Congresswoman Barbara Lee’s Amendment Calling for GAO to Conduct Study on U.S. Intelligence Receives 185 Votes

Would Have Investigated to What Extent Department of Defense and Other Intelligence Agencies Shared Information with UN Inspectors in Iraq

Washington, DC – In what was the first significant Congressional demonstration of support for an investigation into U.S. intelligence used to justify the war against Iraq, Congresswoman Barbara Lee (D-CA)’s Intelligence Authorization Act amendment, calling for a study to determine whether the U.S. intelligence community withheld or distorted information from United Nations weapons inspectors in Iraq, received 185 votes. That vote was just 33 votes short of the number needed to launch an investigation.

Recent newspaper accounts have detailed the Bush Administration’s possible manipulation of intelligence in the weeks and months preceding the invasion of Iraq.

After the vote, Lee said, “I am pleased to see that there is such growing support for our effort to receive straight answers from the Administration. The American people have a right to know the facts.”

During the debate on the House floor last night, Lee said, “Our President told the American people, the Congress, and the world that inspections had failed, that Iraq unquestionably possessed weapons of mass destruction, and that these weapons posed such a dire threat to the United States that we had no choice but to go to war. All other options, he said, had been exhausted. But, the question we must continue to ask is, were those options truly exhausted? Were they, in fact, fully pursued?”

“Did the United States intelligence community share information with the UN inspectors about suspected weapons sites? Did it happen in a timely and sufficient manner?”

“This nation launched a preemptive war based on what it claimed was indisputable evidence. If that evidence was not so solid and especially if it was distorted, then we severely undercut our ability to convince the world about future dangers from weapons of mass destruction in other countries.”

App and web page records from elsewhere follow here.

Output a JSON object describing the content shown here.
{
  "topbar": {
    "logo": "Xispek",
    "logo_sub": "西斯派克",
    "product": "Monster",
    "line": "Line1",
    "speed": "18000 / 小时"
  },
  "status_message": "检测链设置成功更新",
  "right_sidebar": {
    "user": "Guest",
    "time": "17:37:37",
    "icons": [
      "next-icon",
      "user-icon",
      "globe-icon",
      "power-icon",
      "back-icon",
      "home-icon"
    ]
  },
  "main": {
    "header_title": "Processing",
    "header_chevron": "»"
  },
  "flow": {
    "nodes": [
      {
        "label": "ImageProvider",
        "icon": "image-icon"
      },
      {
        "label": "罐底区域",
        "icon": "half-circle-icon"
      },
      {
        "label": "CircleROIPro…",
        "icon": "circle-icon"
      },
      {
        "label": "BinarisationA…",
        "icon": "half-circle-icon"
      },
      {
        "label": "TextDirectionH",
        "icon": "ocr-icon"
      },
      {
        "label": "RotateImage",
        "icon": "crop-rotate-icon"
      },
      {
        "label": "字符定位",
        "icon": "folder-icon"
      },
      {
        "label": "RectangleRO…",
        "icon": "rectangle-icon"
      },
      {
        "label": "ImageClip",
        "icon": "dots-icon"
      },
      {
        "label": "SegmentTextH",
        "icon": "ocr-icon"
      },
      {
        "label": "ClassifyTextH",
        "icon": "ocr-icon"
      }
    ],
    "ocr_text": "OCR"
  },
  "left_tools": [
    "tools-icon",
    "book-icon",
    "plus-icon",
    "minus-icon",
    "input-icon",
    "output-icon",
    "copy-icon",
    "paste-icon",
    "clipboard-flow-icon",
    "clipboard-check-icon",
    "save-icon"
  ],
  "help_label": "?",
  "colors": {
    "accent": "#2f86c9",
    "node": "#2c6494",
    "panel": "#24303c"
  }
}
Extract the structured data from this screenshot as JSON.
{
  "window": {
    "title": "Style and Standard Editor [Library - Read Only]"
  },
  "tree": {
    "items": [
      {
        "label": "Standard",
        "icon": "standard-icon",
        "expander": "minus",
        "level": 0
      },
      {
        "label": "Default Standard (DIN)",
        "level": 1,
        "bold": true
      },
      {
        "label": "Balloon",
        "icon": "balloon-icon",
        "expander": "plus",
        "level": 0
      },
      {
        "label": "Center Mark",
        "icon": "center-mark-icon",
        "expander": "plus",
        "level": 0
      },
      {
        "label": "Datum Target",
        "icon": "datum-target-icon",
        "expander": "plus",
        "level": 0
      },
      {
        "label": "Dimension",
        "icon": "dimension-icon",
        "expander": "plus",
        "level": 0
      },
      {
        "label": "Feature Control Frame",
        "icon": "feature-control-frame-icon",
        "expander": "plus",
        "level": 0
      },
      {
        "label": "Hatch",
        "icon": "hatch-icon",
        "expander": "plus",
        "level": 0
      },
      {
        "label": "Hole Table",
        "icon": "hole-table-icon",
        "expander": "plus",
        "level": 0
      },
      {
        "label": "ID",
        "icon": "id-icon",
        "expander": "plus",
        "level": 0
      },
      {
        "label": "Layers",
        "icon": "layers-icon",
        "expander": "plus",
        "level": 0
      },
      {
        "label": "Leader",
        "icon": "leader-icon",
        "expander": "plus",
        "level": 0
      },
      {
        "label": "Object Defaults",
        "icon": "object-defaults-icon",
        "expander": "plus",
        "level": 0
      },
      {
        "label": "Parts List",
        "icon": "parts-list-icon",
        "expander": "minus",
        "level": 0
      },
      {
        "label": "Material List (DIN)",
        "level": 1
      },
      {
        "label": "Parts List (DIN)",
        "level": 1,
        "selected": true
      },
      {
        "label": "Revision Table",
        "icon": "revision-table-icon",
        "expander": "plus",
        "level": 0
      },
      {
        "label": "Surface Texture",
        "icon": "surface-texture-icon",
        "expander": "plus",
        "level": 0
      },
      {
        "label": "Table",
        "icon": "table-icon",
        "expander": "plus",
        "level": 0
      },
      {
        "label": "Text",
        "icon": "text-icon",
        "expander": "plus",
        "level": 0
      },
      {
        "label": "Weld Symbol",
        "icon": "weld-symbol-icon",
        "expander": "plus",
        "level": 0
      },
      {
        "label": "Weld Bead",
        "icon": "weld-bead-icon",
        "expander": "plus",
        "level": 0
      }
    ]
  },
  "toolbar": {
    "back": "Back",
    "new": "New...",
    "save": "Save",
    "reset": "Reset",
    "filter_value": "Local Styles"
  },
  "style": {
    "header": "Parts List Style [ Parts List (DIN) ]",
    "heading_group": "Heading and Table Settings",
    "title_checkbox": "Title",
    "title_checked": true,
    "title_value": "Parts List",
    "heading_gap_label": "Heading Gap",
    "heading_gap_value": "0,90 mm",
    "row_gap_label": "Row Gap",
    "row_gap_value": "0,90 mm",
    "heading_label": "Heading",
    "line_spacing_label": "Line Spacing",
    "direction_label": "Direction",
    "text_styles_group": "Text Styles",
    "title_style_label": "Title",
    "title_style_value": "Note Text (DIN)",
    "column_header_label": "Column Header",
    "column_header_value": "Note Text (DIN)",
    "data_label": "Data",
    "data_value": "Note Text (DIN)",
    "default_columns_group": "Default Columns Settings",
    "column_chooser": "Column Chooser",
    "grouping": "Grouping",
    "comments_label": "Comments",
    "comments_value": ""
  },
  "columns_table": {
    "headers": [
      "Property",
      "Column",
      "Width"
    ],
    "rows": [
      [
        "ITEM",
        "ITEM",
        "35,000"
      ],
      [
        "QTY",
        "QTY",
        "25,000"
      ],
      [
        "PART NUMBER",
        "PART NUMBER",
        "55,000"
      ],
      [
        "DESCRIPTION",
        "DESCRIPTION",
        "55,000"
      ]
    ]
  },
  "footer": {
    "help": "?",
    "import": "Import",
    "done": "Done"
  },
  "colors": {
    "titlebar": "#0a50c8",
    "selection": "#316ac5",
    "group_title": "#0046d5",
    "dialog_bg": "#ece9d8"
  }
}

“Given the Administration’s confident and unequivocal statements that Iraq possessed weapons of mass destruction and given the President’s assurances that he wanted to work with the United Nations to seek non-military solutions through a renewed inspections process, it is important that we learn the answer to the question of whether or not intelligence was shared in a timely and sufficient manner with the UN inspections teams.”